▶ **The problem**: In full and unchanged, set down the entries that follow, with no images.

Stored dataset items
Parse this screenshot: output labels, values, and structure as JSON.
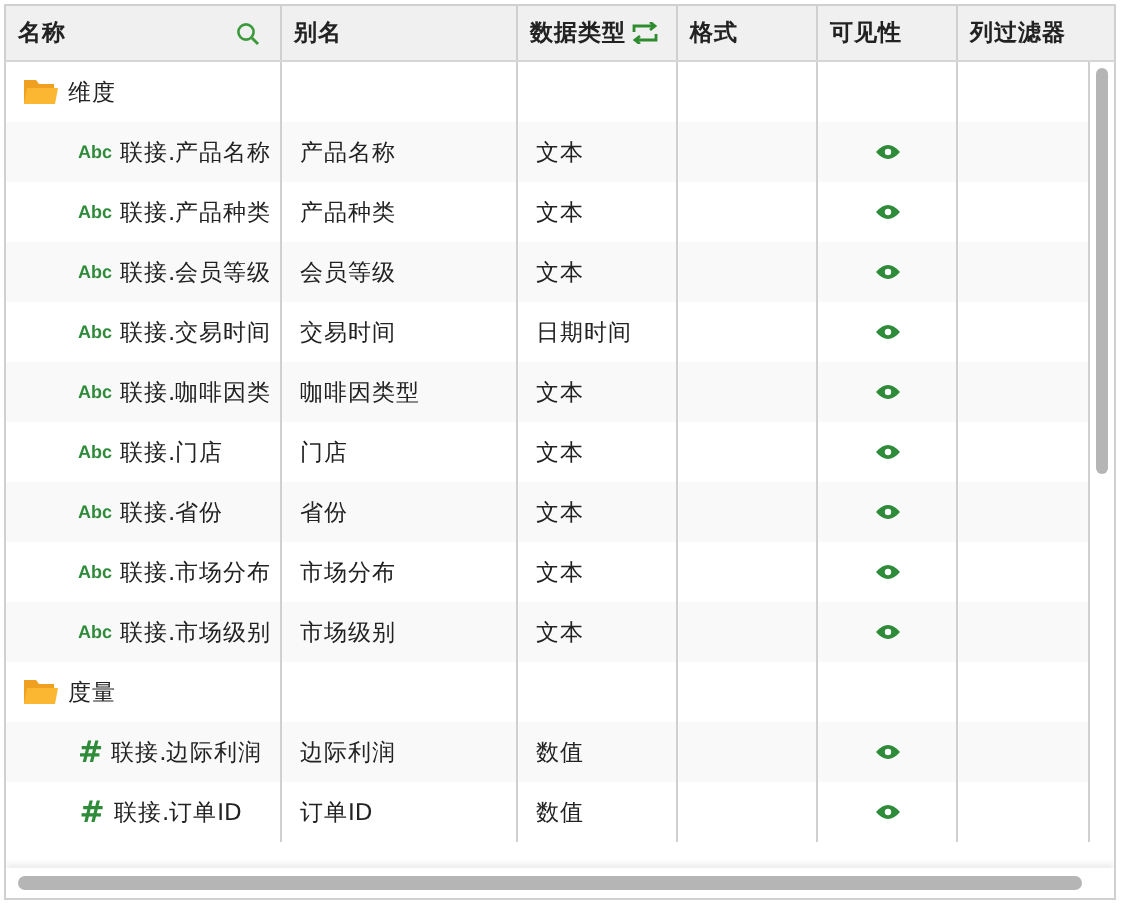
{
  "columns": [
    {
      "label": "名称",
      "searchable": true
    },
    {
      "label": "别名"
    },
    {
      "label": "数据类型",
      "convertible": true
    },
    {
      "label": "格式"
    },
    {
      "label": "可见性"
    },
    {
      "label": "列过滤器"
    }
  ],
  "groups": [
    {
      "label": "维度",
      "items": [
        {
          "kind": "text",
          "icon": "Abc",
          "name": "联接.产品名称",
          "alias": "产品名称",
          "data_type": "文本",
          "visible": true
        },
        {
          "kind": "text",
          "icon": "Abc",
          "name": "联接.产品种类",
          "alias": "产品种类",
          "data_type": "文本",
          "visible": true
        },
        {
          "kind": "text",
          "icon": "Abc",
          "name": "联接.会员等级",
          "alias": "会员等级",
          "data_type": "文本",
          "visible": true
        },
        {
          "kind": "text",
          "icon": "Abc",
          "name": "联接.交易时间",
          "alias": "交易时间",
          "data_type": "日期时间",
          "visible": true
        },
        {
          "kind": "text",
          "icon": "Abc",
          "name": "联接.咖啡因类",
          "alias": "咖啡因类型",
          "data_type": "文本",
          "visible": true
        },
        {
          "kind": "text",
          "icon": "Abc",
          "name": "联接.门店",
          "alias": "门店",
          "data_type": "文本",
          "visible": true
        },
        {
          "kind": "text",
          "icon": "Abc",
          "name": "联接.省份",
          "alias": "省份",
          "data_type": "文本",
          "visible": true
        },
        {
          "kind": "text",
          "icon": "Abc",
          "name": "联接.市场分布",
          "alias": "市场分布",
          "data_type": "文本",
          "visible": true
        },
        {
          "kind": "text",
          "icon": "Abc",
          "name": "联接.市场级别",
          "alias": "市场级别",
          "data_type": "文本",
          "visible": true
        }
      ]
    },
    {
      "label": "度量",
      "items": [
        {
          "kind": "number",
          "icon": "#",
          "name": "联接.边际利润",
          "alias": "边际利润",
          "data_type": "数值",
          "visible": true
        },
        {
          "kind": "number",
          "icon": "#",
          "name": "联接.订单ID",
          "alias": "订单ID",
          "data_type": "数值",
          "visible": true
        }
      ]
    }
  ]
}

▶ **Task output**:
Parse this screenshot: output labels, values, and structure as JSON.
{
  "columns": [
    {
      "label": "名称",
      "searchable": true
    },
    {
      "label": "别名"
    },
    {
      "label": "数据类型",
      "convertible": true
    },
    {
      "label": "格式"
    },
    {
      "label": "可见性"
    },
    {
      "label": "列过滤器"
    }
  ],
  "groups": [
    {
      "label": "维度",
      "items": [
        {
          "kind": "text",
          "icon": "Abc",
          "name": "联接.产品名称",
          "alias": "产品名称",
          "data_type": "文本",
          "visible": true
        },
        {
          "kind": "text",
          "icon": "Abc",
          "name": "联接.产品种类",
          "alias": "产品种类",
          "data_type": "文本",
          "visible": true
        },
        {
          "kind": "text",
          "icon": "Abc",
          "name": "联接.会员等级",
          "alias": "会员等级",
          "data_type": "文本",
          "visible": true
        },
        {
          "kind": "text",
          "icon": "Abc",
          "name": "联接.交易时间",
          "alias": "交易时间",
          "data_type": "日期时间",
          "visible": true
        },
        {
          "kind": "text",
          "icon": "Abc",
          "name": "联接.咖啡因类",
          "alias": "咖啡因类型",
          "data_type": "文本",
          "visible": true
        },
        {
          "kind": "text",
          "icon": "Abc",
          "name": "联接.门店",
          "alias": "门店",
          "data_type": "文本",
          "visible": true
        },
        {
          "kind": "text",
          "icon": "Abc",
          "name": "联接.省份",
          "alias": "省份",
          "data_type": "文本",
          "visible": true
        },
        {
          "kind": "text",
          "icon": "Abc",
          "name": "联接.市场分布",
          "alias": "市场分布",
          "data_type": "文本",
          "visible": true
        },
        {
          "kind": "text",
          "icon": "Abc",
          "name": "联接.市场级别",
          "alias": "市场级别",
          "data_type": "文本",
          "visible": true
        }
      ]
    },
    {
      "label": "度量",
      "items": [
        {
          "kind": "number",
          "icon": "#",
          "name": "联接.边际利润",
          "alias": "边际利润",
          "data_type": "数值",
          "visible": true
        },
        {
          "kind": "number",
          "icon": "#",
          "name": "联接.订单ID",
          "alias": "订单ID",
          "data_type": "数值",
          "visible": true
        }
      ]
    }
  ]
}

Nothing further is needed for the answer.